Generic placeholder image

Moral of the Movie - Review

The Trial of the Chicago 7 (2020)

Academy Awards Special Edition

Historical/Drama, Directed by Aaron Sorkin | Rating: Friends with Benefits | Published: Sept. 2, 2022, 12:02 p.m.


If you believe in something, it is likely that you will face resistance and obstacles (some might even be coming from the systems and institutions that you thought would protect you). However, if it is truly worth believing in and fighting for, then you have a responsibility to overcome and speak up. If you don’t, who will? Democracy is meant o give power and voice to the people. So, when those in power try to take it away, it is our duty to take back what’s ours in order for democracy to prevail over corruption and injustice.


Moviegoers that find a thrill out of legal dramas with witty dialogue and a focus on civil rights; this will be an especially memorable film if you enjoy films that are based on true stories.


Today marks the first of 8 days of daily Academy Award posts! I will posting reviews of all of the Best Picture nominees leading up to Hollywood’s biggest night: The Oscars. Now, I’ve said it once and I’ll say it again: Sacha Baron Cohen is one of the most underrated actors working today. Baron Cohen fully commits to every role he plays and is deservedly nominated for the Academy Award for Best Supporting Actor, so it’s nice to finally see him get the credit he deserves. That’s not the only Oscar that this film is nominated for… The Trial of the Chicago 7 (2020) is also nominated for Best Picture, Best Original Screenplay, Best Cinematography, Best Original Song, and Best Film Editing. The film is tied for second-most Academy Award nominations with a total of six. Accolades aside, the film is a powerful addition to the set of recent movies tackling civil rights, historical injustices, and abuse of political power. This movie is an example of the progress, or lack thereof, since the events that this film depicts over half a century ago. It’s more than unfortunate to see so many parallels between now and then when it comes to suppressing the right to protest, silencing black voices, and police brutality. Yet, the film also beautifully puts the right to protest on a pedestal in a way that is entirely relevant while we have the ongoing Black Lives Matter movement fresh in our memory. The film has the skeleton of a typical legal drama, courtesy of writer-director Aaron Sorkin’s expertise in the genre with a filmography that includes A Few Good Men (1992), The Social Network (2010), and Molly’s Game (2017). Yet, this film is anything but typical and uses powerful dialogue and imagery to interpret the events of the 1968 trial. Sorkin takes some liberties with certain events in his interpretation in order to fit them more nicely into his narrative. So, the film isn’t meant to be taken as gospel, but it manages to get the message across: stick by what you believe in and democracy will prevail. In thee end, The Trial of the Chicago 7 (2020) is one of the strongest candidates for Best Picture as a thoroughly entertaining and empowering cinematic experience that is worth watching more than once.

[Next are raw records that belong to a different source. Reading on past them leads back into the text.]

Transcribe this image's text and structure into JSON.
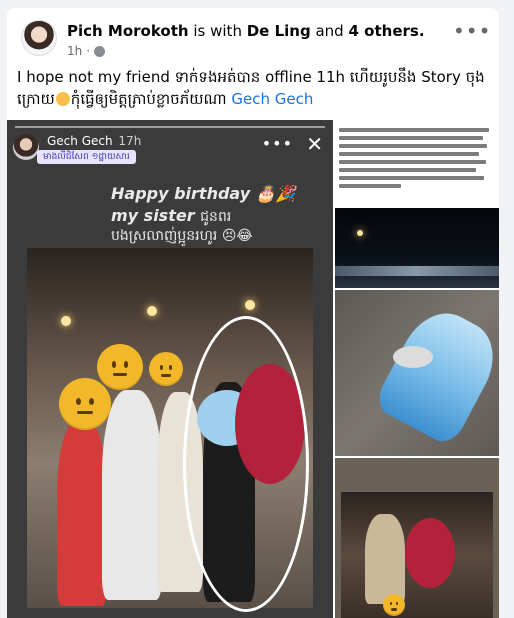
{
  "post": {
    "author": "Pich Morokoth",
    "is_with_text": "is with",
    "with_person": "De Ling",
    "and_text": "and",
    "others": "4 others.",
    "time": "1h",
    "dot": "·",
    "more": "•••",
    "caption_before": "I hope not my friend ទាក់ទងអត់បាន offline 11h ហើយរូបនឹង Story ចុងក្រោយ",
    "caption_after": "កុំធ្វើឲ្យមិត្តភ្រាប់ខ្លាចភ័យណា",
    "caption_tag": "Gech Gech"
  },
  "story": {
    "user": "Gech Gech",
    "time": "17h",
    "location": "មាងលីជិសែព ១ដ្ឋាយសារ",
    "more": "•••",
    "close": "✕",
    "line1": "Happy birthday 🎂🎉",
    "line2_en": "my sister",
    "line2_kh": "ជូនពរ",
    "line3": "បងស្រលាញ់ប្អូនរហូរ 😣😂"
  },
  "icons": {
    "avatar": "avatar",
    "globe": "globe-icon",
    "more": "more-icon",
    "close": "close-icon"
  },
  "colors": {
    "link": "#1b74e4",
    "text": "#050505",
    "muted": "#65676b",
    "background": "#f0f2f5"
  }
}
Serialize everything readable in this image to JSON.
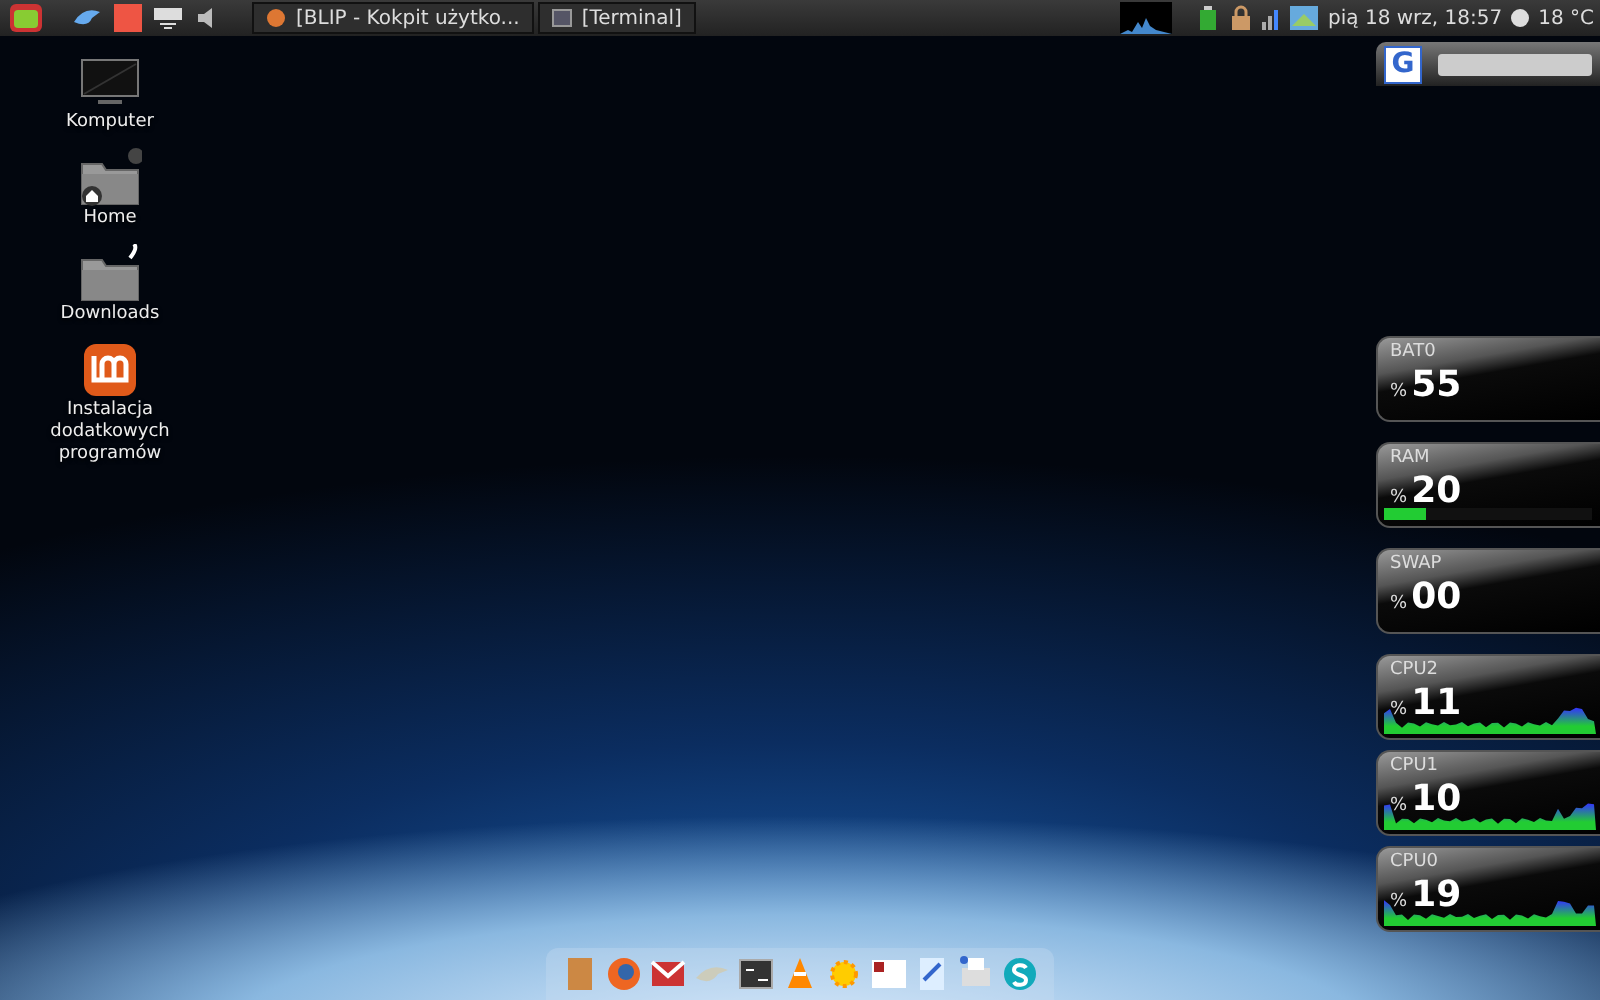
{
  "top_panel": {
    "windows": [
      {
        "title": "[BLIP - Kokpit użytko...",
        "selected": false
      },
      {
        "title": "[Terminal]",
        "selected": false
      }
    ],
    "clock": "pią 18 wrz, 18:57",
    "weather": "18 °C"
  },
  "desktop_icons": [
    {
      "label": "Komputer",
      "kind": "computer"
    },
    {
      "label": "Home",
      "kind": "home"
    },
    {
      "label": "Downloads",
      "kind": "downloads"
    },
    {
      "label": "Instalacja dodatkowych programów",
      "kind": "mint"
    }
  ],
  "search_widget": {
    "logo": "G"
  },
  "meters": [
    {
      "label": "BAT0",
      "unit": "%",
      "value": "55",
      "kind": "plain"
    },
    {
      "label": "RAM",
      "unit": "%",
      "value": "20",
      "kind": "bar",
      "level": 0.2
    },
    {
      "label": "SWAP",
      "unit": "%",
      "value": "00",
      "kind": "plain"
    },
    {
      "label": "CPU2",
      "unit": "%",
      "value": "11",
      "kind": "graph"
    },
    {
      "label": "CPU1",
      "unit": "%",
      "value": "10",
      "kind": "graph"
    },
    {
      "label": "CPU0",
      "unit": "%",
      "value": "19",
      "kind": "graph"
    }
  ]
}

Sign Up For Updates!

Never miss the opportunity to learn a moral from film, television, and video games again! Submit your name and e-mail to receive updates whenever a new post is published!

Subscribe to the newsletter!


Leave a comment